**What you need to do**
Copy each line of the material in which the word "icon" appears.
BEGIN Dataset extract
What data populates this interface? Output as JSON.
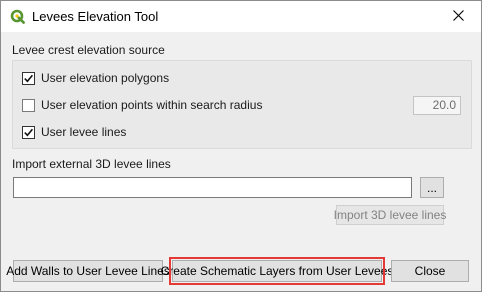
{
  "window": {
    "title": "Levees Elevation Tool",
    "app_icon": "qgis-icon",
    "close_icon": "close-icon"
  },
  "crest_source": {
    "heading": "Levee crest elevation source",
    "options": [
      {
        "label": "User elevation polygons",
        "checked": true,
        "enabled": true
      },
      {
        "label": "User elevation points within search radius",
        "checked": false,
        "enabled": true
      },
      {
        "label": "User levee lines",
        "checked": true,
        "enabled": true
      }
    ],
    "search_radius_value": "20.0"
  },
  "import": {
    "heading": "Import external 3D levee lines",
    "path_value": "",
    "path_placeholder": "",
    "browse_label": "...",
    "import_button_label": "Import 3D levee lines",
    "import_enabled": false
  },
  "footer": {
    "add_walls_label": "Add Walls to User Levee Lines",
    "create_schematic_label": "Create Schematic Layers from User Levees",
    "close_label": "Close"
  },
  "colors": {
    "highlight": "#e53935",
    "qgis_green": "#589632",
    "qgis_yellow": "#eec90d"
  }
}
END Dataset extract
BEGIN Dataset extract
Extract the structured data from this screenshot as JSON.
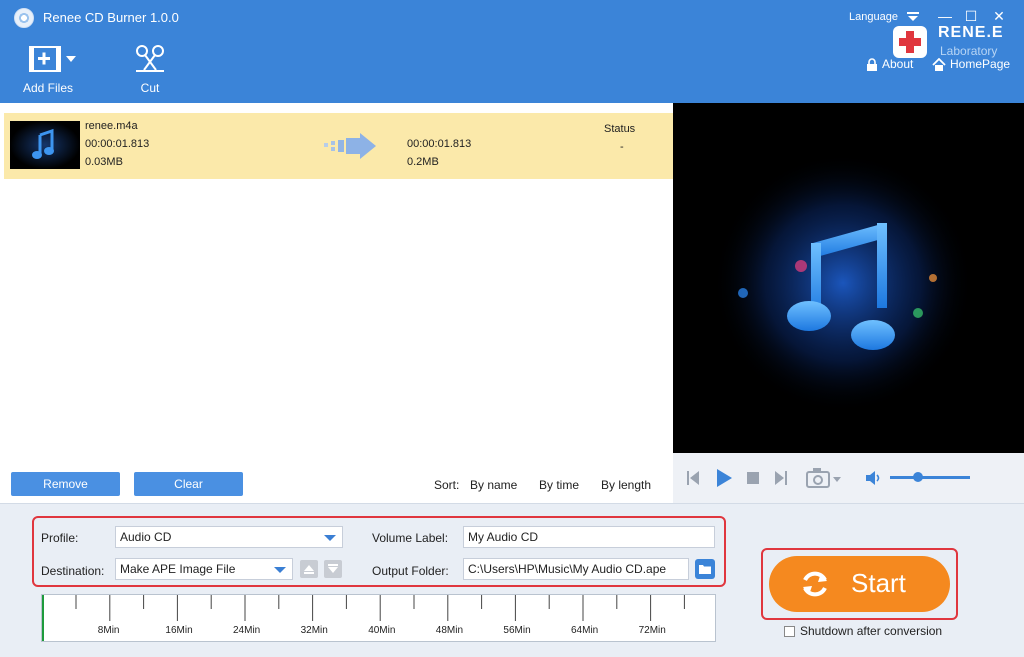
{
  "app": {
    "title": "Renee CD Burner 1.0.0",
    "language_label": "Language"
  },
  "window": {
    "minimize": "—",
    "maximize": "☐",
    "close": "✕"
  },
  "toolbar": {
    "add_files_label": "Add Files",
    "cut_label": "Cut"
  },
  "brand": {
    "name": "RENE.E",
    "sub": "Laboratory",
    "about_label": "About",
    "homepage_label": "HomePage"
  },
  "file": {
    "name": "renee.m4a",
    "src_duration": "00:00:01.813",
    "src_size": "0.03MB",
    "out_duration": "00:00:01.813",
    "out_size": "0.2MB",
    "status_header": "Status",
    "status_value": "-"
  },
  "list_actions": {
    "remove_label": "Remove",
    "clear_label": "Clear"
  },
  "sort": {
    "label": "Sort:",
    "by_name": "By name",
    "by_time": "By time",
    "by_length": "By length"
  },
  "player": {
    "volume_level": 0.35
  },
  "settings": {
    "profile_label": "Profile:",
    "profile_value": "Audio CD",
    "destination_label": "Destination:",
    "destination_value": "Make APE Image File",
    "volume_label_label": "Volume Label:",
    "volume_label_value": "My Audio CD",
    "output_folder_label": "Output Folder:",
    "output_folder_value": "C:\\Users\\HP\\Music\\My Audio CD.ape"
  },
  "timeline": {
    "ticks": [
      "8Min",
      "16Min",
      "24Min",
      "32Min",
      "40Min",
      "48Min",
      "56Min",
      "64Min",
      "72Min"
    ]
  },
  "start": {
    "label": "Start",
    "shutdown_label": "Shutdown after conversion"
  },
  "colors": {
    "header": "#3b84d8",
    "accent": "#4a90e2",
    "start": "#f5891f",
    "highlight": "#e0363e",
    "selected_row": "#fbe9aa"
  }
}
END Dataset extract
**Answer below**
    "app_icon": "qgis-icon",
    "close_icon": "close-icon"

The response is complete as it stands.